  • I am particularly thankful to Dezsö Szalay, Thomas von Ungern-Sternberg, and Lucy White. I would also like to thank Jose Anson, Roman Inderst, John Moore, Christopher Snyder, Raymond Deneckere (the editor), an anonymous referee, and participants at the Conference in Tribute to Jean-Jacques Laffont 2005 in Toulouse, EEA 2005 in Amsterdam, SGVS 2006 in Lugano, IIOC 2006 in Boston, ICGT 2006 at Stony Brook, University of Bern, University of Lausanne, and Columbia University seminars. Financial support from the FCT (Portuguese National Science Foundation) and Swiss National Science Foundation is gratefully acknowledged.

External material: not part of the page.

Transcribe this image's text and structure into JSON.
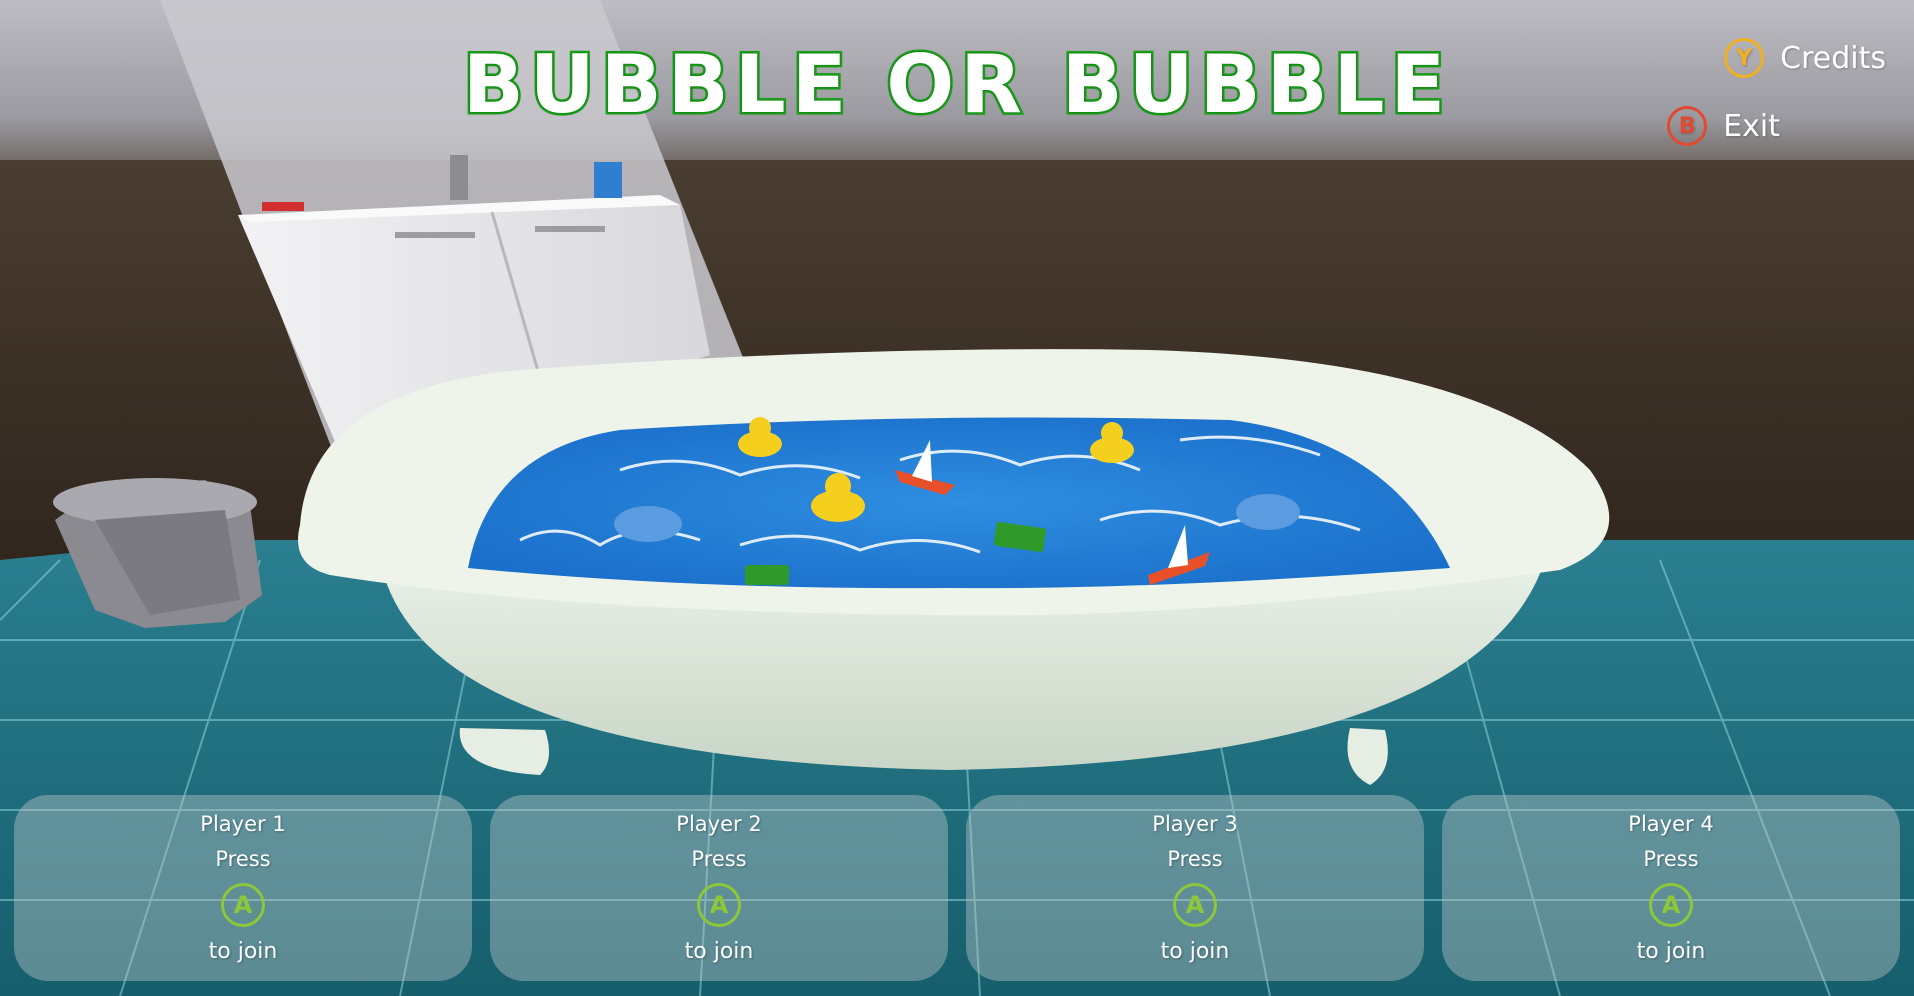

In this article, the effect of downstream horizontal mergers on the upstream producer's capacity choice was studied. Contrary to conventional wisdom, I find a nonmonotonic relationship: horizontal mergers induce a higher upstream capacity if the cost of capacity is low, and a lower upstream capacity if this cost is high. This result is explained by decomposing the total effect into two competing effects: a change in holdup and a change in bargaining erosion.